Abstract: What have been the main approaches to the study of infrastructure that now combine to make the topic of such compelling socio-political, technological, media-informatic, cultural, historical, and artistic interest across the disciplines? In this talk, Alan Liu provides an introduction to “critical infrastructure studies,” focusing on why multi-disciplinary perspectives—sometimes tensely divergent in their premises even when converging to make, for example, a “bridge” or a “barrier”—are needed to imagine good infrastructure as the foundation for “good systems.” In the case of the University of Texas “Bridging Barriers” Grand Challenges initiative, for example, how many different ways are there to understand what a bridge or a barrier is good for (and for whom)?

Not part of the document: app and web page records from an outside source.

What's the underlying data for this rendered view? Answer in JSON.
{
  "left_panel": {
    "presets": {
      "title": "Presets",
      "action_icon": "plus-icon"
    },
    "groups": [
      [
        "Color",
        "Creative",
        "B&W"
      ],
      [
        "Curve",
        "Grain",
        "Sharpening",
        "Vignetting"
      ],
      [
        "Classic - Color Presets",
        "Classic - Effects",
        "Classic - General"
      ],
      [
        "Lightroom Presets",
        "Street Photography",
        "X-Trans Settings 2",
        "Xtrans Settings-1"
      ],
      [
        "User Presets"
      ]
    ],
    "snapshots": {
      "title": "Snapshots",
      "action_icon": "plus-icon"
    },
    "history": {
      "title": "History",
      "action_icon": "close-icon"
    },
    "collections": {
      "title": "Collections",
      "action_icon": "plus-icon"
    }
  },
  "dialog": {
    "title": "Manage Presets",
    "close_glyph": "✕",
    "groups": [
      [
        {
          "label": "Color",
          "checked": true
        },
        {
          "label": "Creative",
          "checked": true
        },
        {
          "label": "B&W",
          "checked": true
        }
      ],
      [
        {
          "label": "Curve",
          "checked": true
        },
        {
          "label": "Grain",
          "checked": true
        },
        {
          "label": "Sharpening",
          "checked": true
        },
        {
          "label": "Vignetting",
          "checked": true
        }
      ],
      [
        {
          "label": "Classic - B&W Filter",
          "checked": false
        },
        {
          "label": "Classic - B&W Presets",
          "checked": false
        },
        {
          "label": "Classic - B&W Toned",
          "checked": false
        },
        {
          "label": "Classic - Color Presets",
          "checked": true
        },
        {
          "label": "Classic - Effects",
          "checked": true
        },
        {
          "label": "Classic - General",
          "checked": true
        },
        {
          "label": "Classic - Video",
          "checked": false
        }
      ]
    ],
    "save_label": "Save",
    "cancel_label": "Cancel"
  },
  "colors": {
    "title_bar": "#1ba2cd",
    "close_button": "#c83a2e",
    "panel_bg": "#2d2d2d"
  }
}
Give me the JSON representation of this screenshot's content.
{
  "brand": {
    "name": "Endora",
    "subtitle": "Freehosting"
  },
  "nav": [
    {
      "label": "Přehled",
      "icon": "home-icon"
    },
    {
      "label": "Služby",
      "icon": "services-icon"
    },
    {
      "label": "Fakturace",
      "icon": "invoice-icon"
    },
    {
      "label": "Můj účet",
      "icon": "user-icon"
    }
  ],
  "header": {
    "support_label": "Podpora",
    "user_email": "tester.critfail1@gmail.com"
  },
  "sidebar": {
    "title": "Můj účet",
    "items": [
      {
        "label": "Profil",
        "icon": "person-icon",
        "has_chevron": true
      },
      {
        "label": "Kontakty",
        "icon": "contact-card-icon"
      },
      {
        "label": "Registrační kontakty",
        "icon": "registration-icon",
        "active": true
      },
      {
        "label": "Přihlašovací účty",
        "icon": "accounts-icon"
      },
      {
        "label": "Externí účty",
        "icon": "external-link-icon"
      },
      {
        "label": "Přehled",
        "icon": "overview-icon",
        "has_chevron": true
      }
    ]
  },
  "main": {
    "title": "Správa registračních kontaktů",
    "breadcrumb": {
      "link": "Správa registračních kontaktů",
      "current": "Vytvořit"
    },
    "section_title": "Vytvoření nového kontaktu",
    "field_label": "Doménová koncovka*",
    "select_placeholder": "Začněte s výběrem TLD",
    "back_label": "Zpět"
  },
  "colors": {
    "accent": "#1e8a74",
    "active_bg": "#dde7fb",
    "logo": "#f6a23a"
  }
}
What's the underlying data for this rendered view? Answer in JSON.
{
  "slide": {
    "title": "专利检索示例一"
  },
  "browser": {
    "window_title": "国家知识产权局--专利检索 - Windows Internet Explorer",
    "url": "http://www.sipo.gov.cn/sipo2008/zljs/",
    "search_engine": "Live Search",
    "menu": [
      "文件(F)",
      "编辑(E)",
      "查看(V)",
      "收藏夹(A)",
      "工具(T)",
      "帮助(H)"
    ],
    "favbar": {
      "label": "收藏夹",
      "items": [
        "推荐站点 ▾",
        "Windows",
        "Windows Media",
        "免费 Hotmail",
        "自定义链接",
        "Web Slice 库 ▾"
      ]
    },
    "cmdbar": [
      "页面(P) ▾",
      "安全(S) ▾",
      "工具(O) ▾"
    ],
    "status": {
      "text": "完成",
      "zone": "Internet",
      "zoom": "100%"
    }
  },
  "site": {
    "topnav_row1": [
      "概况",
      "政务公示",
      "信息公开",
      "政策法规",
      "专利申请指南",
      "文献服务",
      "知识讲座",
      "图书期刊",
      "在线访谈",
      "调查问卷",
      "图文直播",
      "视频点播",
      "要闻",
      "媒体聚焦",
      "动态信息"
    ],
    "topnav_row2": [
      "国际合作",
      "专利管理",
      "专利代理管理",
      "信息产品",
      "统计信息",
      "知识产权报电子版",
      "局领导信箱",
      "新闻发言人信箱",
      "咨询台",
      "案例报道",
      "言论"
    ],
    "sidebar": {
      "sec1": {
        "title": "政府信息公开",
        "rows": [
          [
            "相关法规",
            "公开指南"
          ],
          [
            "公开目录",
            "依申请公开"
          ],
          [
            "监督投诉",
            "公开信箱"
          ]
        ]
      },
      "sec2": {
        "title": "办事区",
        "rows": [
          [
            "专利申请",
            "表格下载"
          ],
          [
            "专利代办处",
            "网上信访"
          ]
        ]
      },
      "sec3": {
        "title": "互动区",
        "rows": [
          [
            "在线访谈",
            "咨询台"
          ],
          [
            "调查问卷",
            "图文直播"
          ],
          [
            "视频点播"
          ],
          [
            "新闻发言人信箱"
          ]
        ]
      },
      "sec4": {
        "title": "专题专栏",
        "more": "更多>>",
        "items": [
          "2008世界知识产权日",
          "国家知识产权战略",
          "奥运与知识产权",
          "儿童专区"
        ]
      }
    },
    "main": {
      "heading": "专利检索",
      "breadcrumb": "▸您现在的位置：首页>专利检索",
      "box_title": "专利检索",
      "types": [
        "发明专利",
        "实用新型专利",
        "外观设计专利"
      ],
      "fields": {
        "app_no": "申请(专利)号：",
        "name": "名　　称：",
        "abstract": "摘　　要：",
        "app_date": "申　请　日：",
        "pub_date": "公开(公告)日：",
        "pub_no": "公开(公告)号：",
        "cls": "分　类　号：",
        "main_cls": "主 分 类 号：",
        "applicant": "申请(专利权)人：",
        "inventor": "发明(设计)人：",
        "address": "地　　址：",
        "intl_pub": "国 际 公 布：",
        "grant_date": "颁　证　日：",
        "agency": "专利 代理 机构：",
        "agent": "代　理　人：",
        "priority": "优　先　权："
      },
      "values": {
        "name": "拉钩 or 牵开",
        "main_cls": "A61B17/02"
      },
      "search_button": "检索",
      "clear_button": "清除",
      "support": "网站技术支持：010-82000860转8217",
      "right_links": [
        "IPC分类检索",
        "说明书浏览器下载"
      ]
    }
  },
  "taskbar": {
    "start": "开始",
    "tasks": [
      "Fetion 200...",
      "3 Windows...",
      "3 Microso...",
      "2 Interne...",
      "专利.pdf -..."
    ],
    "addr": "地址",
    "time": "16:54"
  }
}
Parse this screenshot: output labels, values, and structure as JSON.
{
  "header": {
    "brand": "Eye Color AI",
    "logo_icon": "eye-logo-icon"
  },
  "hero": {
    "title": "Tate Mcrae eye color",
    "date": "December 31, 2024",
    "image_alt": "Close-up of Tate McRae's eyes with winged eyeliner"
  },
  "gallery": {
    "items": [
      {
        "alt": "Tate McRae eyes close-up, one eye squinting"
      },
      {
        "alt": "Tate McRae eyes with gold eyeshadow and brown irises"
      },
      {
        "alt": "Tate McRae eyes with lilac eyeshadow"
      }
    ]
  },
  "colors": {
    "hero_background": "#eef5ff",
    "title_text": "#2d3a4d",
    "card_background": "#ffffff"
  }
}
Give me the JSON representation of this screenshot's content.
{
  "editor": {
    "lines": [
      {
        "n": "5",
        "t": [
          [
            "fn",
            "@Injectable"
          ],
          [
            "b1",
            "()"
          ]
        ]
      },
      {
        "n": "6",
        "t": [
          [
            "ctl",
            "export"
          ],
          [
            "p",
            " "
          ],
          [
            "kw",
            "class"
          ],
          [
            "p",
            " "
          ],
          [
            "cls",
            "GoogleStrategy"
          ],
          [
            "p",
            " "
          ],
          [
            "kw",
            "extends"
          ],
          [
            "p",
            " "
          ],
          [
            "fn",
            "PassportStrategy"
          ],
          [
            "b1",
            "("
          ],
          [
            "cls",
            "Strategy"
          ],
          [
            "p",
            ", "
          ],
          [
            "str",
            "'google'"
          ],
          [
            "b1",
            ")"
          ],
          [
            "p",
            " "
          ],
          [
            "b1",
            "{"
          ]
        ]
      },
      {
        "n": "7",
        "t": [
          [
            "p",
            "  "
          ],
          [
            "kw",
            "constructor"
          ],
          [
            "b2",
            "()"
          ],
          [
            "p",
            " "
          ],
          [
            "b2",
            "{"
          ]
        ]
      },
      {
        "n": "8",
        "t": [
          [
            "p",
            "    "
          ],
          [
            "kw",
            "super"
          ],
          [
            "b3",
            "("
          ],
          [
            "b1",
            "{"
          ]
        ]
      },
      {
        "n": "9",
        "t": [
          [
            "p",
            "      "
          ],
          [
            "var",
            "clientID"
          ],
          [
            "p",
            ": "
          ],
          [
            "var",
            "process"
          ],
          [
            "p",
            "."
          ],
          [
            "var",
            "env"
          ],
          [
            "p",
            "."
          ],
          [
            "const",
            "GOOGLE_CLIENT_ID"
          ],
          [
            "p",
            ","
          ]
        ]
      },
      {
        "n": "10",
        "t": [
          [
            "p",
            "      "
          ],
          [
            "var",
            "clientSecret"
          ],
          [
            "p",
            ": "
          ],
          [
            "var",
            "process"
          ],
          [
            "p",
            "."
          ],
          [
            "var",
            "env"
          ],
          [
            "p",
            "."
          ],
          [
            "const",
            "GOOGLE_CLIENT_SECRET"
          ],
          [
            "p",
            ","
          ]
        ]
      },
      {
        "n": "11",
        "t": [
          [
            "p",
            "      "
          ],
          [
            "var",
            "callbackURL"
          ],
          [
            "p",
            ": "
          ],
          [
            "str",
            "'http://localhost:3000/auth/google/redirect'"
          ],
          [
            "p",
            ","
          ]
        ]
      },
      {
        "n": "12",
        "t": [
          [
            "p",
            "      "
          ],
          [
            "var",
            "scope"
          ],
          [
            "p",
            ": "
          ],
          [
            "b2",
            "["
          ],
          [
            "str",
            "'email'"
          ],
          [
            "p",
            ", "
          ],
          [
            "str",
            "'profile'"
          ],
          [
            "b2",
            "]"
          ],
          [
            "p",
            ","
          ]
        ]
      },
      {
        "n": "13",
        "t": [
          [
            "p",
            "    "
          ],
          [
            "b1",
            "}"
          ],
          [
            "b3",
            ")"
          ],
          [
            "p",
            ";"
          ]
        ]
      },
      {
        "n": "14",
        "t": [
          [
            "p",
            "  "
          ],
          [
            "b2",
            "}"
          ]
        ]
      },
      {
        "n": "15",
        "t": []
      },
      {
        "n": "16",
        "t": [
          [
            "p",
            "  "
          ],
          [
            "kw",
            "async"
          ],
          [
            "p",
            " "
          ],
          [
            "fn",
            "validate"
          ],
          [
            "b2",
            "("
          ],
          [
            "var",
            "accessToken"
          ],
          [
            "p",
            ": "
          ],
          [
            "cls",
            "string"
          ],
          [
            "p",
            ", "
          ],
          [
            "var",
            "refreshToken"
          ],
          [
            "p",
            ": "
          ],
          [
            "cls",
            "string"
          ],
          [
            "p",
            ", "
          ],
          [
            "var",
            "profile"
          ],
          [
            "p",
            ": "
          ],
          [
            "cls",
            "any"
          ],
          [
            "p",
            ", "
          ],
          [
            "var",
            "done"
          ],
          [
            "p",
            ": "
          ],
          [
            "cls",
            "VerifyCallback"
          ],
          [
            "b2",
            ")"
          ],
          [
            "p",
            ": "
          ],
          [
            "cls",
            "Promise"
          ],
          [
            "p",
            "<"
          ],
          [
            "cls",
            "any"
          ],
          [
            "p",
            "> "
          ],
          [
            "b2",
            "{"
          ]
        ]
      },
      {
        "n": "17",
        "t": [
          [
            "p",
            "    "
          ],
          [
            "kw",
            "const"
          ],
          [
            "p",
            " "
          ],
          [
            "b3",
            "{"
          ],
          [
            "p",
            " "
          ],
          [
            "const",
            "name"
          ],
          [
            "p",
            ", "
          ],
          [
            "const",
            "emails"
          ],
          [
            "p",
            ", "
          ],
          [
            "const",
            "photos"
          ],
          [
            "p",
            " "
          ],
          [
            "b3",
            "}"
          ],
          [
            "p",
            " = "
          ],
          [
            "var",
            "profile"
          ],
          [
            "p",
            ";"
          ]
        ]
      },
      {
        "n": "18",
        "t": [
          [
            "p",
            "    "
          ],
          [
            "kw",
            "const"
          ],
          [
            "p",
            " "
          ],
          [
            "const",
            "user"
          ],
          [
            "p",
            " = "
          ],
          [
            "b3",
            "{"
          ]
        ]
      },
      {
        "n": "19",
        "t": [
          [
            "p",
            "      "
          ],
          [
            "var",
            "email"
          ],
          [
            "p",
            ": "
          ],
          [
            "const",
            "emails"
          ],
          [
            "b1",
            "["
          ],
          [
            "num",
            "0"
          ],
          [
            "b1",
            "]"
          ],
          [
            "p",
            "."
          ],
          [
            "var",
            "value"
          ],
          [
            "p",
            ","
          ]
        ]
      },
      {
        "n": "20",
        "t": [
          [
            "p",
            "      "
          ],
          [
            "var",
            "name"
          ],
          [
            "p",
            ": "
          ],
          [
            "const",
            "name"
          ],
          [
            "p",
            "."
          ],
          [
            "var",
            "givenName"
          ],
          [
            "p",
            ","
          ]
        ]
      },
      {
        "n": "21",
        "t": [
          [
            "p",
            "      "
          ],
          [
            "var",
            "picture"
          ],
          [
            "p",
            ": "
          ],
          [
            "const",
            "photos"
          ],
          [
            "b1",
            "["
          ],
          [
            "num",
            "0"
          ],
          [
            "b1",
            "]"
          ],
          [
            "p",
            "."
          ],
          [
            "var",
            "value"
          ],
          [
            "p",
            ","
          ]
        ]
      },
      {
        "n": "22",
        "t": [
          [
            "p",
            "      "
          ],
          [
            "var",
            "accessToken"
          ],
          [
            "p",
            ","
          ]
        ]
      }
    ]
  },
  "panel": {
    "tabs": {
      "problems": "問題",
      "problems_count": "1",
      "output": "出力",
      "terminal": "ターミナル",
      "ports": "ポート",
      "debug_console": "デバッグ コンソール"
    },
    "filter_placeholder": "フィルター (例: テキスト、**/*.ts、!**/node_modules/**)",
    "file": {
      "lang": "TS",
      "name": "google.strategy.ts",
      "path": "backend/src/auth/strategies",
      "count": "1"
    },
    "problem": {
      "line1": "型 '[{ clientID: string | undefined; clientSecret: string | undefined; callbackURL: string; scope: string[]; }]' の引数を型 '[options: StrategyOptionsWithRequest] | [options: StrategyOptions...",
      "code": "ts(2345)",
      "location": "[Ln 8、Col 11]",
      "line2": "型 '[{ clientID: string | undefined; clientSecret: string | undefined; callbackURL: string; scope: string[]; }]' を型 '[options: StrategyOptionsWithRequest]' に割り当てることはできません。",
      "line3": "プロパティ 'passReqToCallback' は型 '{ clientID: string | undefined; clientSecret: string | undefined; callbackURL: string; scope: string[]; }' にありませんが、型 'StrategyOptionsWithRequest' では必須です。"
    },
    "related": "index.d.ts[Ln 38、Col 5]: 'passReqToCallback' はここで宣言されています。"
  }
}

Bio: Alan Liu is a Distinguished Professor in the English Department at the University of California, Santa Barbara. He has worked in the areas of digital humanities, humanities advocacy, Romantic literature, and literary and cultural theory. His most recent book is Friending the Past: The Sense of History in the Digital Age (U. Chicago Press, 2018) He is the principal investigator of the “WhatEvery1Says” digital humanities project, a Mellon Foundation-funded initiative using machine learning to study public discourse about the humanities at big-data scales.